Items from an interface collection
-- Opening Marker --

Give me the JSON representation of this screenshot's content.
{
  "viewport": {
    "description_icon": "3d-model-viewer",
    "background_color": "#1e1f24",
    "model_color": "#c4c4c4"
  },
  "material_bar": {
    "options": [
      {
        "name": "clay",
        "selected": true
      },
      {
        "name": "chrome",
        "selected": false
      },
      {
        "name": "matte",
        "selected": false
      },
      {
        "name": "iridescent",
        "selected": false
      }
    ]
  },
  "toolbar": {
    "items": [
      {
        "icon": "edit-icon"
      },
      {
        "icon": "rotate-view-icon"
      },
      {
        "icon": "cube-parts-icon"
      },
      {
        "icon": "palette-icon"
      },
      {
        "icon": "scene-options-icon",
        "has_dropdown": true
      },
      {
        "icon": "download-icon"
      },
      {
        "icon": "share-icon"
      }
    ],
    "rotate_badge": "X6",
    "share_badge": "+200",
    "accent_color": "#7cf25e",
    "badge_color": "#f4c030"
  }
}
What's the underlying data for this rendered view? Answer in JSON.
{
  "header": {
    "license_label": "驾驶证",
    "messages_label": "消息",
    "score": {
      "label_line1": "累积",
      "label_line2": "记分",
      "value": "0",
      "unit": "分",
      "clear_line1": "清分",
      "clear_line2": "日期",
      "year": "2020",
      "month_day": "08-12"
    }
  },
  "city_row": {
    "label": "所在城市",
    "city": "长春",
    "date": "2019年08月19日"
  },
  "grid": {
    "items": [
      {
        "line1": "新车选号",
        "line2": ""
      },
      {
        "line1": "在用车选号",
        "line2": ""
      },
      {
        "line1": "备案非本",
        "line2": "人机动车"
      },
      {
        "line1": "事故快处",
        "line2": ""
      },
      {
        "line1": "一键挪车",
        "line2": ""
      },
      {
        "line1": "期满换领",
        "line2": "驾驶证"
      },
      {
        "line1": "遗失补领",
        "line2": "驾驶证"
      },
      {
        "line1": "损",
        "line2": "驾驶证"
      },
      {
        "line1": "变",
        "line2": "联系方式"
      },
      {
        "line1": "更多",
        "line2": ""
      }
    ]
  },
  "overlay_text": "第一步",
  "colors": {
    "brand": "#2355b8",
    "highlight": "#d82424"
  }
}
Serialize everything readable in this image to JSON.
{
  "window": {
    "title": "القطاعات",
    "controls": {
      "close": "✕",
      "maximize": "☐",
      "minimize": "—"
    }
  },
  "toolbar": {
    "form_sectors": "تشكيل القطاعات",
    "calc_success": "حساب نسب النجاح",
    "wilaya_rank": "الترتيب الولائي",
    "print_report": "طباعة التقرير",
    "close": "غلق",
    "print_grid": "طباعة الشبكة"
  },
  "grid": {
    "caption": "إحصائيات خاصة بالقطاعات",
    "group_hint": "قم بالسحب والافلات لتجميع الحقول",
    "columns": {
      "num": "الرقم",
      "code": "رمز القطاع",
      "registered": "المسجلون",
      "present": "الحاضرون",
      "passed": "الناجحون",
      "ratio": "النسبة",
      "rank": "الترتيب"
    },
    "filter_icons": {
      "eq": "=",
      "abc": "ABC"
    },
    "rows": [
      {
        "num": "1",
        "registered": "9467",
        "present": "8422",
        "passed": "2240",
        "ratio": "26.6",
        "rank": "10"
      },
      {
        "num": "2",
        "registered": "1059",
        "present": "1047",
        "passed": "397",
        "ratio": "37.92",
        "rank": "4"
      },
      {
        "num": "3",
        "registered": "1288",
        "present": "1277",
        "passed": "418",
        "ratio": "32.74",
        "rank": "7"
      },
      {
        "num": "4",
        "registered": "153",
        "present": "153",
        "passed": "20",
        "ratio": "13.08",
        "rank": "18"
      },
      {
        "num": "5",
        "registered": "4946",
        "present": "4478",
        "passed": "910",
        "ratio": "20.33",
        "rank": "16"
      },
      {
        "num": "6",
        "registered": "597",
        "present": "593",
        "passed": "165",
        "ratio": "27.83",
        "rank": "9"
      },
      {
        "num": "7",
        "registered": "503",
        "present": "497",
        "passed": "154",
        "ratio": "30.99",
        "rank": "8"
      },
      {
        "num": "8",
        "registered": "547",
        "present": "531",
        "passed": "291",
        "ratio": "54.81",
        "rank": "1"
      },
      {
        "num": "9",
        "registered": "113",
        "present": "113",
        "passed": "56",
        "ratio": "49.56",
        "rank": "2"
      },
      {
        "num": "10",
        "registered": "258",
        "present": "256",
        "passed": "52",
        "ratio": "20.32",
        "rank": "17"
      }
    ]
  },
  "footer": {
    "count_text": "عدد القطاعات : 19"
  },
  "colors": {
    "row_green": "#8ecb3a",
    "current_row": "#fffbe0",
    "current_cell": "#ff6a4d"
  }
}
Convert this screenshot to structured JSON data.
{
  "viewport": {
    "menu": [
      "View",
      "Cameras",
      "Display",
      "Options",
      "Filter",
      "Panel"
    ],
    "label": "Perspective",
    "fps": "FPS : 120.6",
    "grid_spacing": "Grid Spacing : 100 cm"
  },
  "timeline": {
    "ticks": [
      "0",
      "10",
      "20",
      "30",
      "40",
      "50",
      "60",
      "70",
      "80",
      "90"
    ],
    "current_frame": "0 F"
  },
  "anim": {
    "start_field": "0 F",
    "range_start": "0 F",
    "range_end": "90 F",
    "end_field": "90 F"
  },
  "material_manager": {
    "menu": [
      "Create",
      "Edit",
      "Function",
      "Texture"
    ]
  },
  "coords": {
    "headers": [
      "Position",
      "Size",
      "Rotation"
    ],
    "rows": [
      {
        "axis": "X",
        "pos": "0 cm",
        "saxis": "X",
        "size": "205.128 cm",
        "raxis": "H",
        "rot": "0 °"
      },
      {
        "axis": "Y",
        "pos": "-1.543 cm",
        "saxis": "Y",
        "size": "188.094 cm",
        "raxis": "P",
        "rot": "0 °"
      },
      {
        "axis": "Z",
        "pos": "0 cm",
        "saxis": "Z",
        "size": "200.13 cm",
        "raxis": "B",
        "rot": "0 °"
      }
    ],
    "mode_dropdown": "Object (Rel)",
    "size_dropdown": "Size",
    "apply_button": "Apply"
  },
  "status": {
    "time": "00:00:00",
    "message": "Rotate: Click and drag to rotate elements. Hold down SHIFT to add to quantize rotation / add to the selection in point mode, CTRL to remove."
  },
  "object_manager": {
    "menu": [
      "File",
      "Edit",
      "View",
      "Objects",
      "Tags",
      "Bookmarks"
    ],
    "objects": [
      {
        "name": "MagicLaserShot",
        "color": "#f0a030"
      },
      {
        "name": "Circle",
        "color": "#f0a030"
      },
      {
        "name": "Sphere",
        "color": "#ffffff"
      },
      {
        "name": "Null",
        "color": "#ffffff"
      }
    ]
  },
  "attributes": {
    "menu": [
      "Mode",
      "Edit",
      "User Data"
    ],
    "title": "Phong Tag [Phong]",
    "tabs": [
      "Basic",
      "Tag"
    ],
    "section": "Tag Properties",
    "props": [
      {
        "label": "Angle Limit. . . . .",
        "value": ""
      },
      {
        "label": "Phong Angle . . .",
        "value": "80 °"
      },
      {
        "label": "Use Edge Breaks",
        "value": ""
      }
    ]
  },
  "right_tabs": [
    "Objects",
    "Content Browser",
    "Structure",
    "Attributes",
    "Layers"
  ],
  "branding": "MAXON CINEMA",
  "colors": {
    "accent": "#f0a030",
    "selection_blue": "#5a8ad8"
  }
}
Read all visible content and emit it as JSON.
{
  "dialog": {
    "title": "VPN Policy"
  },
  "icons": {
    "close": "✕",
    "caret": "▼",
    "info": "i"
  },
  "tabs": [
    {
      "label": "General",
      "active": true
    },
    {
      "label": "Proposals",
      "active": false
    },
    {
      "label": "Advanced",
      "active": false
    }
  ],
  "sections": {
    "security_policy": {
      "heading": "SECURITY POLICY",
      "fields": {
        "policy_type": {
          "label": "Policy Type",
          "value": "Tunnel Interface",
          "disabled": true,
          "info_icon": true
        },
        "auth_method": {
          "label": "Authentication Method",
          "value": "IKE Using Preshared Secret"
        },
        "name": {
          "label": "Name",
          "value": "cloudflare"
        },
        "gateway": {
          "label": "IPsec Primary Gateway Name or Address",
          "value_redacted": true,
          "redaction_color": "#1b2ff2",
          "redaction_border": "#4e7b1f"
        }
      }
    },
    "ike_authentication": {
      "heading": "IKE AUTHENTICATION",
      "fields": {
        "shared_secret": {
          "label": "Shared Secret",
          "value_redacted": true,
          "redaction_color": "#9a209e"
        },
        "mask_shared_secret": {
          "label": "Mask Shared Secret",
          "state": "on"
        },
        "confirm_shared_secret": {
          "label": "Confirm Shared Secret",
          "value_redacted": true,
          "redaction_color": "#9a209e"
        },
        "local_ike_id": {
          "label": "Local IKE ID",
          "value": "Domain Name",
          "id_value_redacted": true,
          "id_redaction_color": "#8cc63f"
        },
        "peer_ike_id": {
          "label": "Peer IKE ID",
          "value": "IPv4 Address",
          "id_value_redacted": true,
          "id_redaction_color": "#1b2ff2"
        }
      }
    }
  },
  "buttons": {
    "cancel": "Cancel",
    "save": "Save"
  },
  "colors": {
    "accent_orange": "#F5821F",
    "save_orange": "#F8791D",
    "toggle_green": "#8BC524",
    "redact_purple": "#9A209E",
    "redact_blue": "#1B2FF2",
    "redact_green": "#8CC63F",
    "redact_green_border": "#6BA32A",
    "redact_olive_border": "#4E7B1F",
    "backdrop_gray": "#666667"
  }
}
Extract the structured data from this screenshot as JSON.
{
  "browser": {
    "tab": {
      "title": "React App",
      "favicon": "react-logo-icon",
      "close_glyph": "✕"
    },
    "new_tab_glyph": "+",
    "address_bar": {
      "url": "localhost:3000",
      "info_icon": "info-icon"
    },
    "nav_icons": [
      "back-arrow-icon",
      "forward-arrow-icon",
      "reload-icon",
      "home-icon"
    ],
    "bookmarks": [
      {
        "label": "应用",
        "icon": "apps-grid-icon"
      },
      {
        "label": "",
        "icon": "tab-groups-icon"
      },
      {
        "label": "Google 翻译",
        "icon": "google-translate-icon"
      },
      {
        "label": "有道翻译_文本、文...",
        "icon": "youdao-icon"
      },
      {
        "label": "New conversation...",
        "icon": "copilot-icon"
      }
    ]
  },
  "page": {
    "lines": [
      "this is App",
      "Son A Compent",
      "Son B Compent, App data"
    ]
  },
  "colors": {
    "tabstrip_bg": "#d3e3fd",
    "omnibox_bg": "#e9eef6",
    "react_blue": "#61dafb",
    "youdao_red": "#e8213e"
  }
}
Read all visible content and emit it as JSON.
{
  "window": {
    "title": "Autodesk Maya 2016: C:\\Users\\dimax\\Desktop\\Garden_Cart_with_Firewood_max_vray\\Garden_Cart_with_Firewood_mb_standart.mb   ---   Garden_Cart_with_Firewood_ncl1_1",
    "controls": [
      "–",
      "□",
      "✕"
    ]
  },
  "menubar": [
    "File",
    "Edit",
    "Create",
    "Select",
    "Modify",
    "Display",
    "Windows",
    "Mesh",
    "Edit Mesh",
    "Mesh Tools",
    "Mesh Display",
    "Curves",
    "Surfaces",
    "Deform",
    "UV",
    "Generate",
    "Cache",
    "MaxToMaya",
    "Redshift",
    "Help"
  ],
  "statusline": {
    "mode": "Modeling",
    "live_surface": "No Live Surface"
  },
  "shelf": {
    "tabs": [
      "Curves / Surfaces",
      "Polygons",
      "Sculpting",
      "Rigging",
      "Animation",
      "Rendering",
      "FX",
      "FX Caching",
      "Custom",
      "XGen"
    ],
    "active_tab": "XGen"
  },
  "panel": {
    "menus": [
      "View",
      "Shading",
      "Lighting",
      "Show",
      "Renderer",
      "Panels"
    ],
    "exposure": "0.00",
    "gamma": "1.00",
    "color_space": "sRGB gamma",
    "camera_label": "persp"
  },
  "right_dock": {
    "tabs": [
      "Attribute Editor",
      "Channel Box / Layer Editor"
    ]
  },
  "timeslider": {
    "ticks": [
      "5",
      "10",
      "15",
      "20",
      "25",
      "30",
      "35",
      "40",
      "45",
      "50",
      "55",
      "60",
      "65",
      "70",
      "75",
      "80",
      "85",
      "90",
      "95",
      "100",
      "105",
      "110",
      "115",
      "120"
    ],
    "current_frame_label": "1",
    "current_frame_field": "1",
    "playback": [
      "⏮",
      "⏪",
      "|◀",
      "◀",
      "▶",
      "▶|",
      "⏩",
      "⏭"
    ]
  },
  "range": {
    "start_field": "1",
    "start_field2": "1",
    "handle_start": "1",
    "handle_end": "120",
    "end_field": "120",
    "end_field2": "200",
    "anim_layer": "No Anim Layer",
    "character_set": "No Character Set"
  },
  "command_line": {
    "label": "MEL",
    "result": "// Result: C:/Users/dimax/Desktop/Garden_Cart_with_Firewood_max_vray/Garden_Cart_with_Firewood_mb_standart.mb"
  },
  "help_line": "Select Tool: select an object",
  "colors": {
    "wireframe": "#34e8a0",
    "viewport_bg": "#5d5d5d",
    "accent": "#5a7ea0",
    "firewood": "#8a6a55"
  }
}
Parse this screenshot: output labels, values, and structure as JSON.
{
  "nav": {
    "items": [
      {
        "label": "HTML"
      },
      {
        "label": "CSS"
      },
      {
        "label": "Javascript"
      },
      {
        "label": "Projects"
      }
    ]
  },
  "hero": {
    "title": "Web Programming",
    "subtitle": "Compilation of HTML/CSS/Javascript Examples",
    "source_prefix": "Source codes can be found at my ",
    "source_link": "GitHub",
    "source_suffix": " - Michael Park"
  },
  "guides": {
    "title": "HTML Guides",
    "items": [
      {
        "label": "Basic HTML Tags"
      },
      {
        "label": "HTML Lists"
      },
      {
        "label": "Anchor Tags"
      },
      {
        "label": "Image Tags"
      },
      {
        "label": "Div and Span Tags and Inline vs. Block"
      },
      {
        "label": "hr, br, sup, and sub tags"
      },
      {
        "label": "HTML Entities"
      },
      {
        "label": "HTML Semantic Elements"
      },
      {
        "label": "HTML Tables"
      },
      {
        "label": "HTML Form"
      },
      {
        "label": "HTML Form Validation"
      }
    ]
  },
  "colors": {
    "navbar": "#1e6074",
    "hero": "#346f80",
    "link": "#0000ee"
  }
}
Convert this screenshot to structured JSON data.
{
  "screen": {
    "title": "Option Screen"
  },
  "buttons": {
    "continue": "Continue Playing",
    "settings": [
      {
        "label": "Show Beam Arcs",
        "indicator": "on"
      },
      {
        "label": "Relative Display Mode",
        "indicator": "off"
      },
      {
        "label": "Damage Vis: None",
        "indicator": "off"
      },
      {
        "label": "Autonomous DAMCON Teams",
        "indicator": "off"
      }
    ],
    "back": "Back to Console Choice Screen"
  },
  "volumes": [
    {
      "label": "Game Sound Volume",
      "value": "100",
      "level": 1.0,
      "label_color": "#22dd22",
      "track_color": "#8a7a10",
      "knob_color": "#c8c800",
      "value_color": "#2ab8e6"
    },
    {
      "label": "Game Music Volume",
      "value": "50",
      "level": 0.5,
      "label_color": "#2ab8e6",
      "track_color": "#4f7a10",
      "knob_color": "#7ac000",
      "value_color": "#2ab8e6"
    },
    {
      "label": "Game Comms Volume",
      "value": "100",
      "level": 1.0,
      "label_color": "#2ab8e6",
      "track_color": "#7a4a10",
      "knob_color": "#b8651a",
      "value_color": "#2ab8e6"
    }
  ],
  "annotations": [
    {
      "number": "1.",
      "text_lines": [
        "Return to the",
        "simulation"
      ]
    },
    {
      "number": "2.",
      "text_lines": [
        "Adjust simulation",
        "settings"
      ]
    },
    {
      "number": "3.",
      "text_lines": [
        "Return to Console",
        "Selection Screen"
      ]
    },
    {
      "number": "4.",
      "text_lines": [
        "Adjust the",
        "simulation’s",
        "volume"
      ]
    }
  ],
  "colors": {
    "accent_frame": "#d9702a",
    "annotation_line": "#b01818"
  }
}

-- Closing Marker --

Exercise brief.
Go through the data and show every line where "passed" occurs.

Exercise solution.
      "passed": "الناجحون",
        "passed": "2240",
        "passed": "397",
        "passed": "418",
        "passed": "20",
        "passed": "910",
        "passed": "165",
        "passed": "154",
        "passed": "291",
        "passed": "56",
        "passed": "52",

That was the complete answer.